# INSTRUCTIONS FOR THE TASK
Write out the records below word for word, please.

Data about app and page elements
□ □ □ □ □ □ □

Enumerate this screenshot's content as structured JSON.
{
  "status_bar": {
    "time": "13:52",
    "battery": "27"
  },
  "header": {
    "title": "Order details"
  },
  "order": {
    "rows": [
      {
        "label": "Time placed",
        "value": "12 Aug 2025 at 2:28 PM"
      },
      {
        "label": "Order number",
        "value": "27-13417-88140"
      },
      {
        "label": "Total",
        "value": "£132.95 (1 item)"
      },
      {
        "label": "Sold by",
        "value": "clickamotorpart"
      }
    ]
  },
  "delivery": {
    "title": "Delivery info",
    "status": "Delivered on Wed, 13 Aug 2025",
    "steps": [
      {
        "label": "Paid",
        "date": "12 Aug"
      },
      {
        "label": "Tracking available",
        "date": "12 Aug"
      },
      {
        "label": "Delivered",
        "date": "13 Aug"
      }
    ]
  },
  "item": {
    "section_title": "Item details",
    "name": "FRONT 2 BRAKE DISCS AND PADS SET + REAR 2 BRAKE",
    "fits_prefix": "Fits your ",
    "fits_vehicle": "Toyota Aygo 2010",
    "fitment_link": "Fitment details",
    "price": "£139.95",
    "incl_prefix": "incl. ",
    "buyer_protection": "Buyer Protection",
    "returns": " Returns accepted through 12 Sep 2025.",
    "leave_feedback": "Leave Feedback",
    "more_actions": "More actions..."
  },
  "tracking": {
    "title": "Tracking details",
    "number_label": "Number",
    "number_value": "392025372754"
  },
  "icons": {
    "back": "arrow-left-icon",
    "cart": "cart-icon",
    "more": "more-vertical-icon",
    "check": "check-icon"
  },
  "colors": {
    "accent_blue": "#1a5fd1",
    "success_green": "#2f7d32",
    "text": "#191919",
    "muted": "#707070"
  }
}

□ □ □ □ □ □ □

# SOLUTION FOR THIS PROBLEM
Enumerate this screenshot's content as structured JSON.
{
  "status_bar": {
    "time": "13:52",
    "battery": "27"
  },
  "header": {
    "title": "Order details"
  },
  "order": {
    "rows": [
      {
        "label": "Time placed",
        "value": "12 Aug 2025 at 2:28 PM"
      },
      {
        "label": "Order number",
        "value": "27-13417-88140"
      },
      {
        "label": "Total",
        "value": "£132.95 (1 item)"
      },
      {
        "label": "Sold by",
        "value": "clickamotorpart"
      }
    ]
  },
  "delivery": {
    "title": "Delivery info",
    "status": "Delivered on Wed, 13 Aug 2025",
    "steps": [
      {
        "label": "Paid",
        "date": "12 Aug"
      },
      {
        "label": "Tracking available",
        "date": "12 Aug"
      },
      {
        "label": "Delivered",
        "date": "13 Aug"
      }
    ]
  },
  "item": {
    "section_title": "Item details",
    "name": "FRONT 2 BRAKE DISCS AND PADS SET + REAR 2 BRAKE",
    "fits_prefix": "Fits your ",
    "fits_vehicle": "Toyota Aygo 2010",
    "fitment_link": "Fitment details",
    "price": "£139.95",
    "incl_prefix": "incl. ",
    "buyer_protection": "Buyer Protection",
    "returns": " Returns accepted through 12 Sep 2025.",
    "leave_feedback": "Leave Feedback",
    "more_actions": "More actions..."
  },
  "tracking": {
    "title": "Tracking details",
    "number_label": "Number",
    "number_value": "392025372754"
  },
  "icons": {
    "back": "arrow-left-icon",
    "cart": "cart-icon",
    "more": "more-vertical-icon",
    "check": "check-icon"
  },
  "colors": {
    "accent_blue": "#1a5fd1",
    "success_green": "#2f7d32",
    "text": "#191919",
    "muted": "#707070"
  }
}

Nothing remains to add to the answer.